• [TASK DETAILS]:
A single number is wanted: how many lines of the data include the string "press".

··· DATASET EXTRACT

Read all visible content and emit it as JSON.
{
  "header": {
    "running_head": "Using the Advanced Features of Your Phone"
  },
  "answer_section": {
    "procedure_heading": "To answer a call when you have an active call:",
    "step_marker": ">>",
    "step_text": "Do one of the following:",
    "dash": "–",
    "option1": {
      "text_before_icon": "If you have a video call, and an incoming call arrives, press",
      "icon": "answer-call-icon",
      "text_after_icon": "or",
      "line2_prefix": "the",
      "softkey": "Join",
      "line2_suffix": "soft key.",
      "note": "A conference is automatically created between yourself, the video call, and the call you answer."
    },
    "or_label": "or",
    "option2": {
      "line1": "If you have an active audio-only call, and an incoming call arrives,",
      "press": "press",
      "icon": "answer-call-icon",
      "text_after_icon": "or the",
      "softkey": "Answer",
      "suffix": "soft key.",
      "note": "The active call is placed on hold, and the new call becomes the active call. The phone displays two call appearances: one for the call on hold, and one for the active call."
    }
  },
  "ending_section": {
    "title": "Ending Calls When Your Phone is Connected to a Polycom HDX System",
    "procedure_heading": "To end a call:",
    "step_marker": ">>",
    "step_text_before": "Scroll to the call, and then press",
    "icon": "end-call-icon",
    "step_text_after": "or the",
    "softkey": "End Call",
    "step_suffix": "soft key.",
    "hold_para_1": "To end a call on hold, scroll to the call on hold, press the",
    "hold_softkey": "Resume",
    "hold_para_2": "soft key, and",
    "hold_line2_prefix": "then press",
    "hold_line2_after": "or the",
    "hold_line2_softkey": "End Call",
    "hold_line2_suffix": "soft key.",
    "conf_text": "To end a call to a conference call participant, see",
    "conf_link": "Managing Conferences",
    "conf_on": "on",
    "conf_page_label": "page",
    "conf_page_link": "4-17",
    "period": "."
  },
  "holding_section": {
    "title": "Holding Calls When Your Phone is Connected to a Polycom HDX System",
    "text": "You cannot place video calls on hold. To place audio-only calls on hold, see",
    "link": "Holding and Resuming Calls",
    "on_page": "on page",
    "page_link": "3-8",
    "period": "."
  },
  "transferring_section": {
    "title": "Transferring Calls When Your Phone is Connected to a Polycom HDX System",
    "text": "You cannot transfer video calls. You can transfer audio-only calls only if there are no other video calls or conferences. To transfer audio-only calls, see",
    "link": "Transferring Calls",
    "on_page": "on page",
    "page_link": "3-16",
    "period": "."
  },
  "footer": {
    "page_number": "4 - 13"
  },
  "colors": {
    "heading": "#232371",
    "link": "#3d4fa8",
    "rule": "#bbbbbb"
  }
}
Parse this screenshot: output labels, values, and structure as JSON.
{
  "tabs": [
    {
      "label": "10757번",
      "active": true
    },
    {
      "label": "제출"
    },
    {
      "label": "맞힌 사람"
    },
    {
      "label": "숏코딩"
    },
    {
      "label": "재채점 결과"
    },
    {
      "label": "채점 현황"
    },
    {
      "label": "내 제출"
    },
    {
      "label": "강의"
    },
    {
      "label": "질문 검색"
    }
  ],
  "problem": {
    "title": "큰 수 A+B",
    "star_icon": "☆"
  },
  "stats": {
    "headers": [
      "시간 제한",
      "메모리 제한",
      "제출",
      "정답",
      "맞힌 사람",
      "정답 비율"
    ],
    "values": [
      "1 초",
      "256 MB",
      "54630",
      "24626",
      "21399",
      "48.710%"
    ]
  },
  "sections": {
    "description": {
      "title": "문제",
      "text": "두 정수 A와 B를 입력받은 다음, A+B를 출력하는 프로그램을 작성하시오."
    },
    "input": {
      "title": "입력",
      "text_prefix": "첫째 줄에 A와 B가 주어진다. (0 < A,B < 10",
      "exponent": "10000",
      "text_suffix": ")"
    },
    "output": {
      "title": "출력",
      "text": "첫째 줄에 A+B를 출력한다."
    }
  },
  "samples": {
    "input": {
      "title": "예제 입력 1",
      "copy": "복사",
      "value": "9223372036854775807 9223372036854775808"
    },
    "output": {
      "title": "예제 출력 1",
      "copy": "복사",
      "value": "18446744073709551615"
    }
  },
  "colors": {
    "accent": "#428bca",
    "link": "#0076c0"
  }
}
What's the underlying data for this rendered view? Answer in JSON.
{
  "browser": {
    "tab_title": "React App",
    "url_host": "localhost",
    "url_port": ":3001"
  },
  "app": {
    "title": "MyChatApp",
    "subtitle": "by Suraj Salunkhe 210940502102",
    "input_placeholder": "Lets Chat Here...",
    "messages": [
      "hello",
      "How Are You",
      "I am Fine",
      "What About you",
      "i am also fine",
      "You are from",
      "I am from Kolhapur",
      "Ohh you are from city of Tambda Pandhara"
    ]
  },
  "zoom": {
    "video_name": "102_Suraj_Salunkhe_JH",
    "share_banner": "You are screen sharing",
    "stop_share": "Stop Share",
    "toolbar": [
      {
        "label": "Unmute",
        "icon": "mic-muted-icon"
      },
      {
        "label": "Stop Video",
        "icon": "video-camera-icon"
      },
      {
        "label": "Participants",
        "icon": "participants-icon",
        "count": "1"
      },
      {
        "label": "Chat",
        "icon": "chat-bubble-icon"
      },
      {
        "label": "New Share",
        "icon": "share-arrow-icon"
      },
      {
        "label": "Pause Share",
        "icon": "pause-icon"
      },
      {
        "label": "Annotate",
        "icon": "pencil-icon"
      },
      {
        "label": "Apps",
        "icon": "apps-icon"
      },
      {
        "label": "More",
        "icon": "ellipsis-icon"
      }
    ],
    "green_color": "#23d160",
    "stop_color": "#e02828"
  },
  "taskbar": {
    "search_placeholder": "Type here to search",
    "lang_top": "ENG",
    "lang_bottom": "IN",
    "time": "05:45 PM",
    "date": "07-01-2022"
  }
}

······

• [OUTPUT]:
5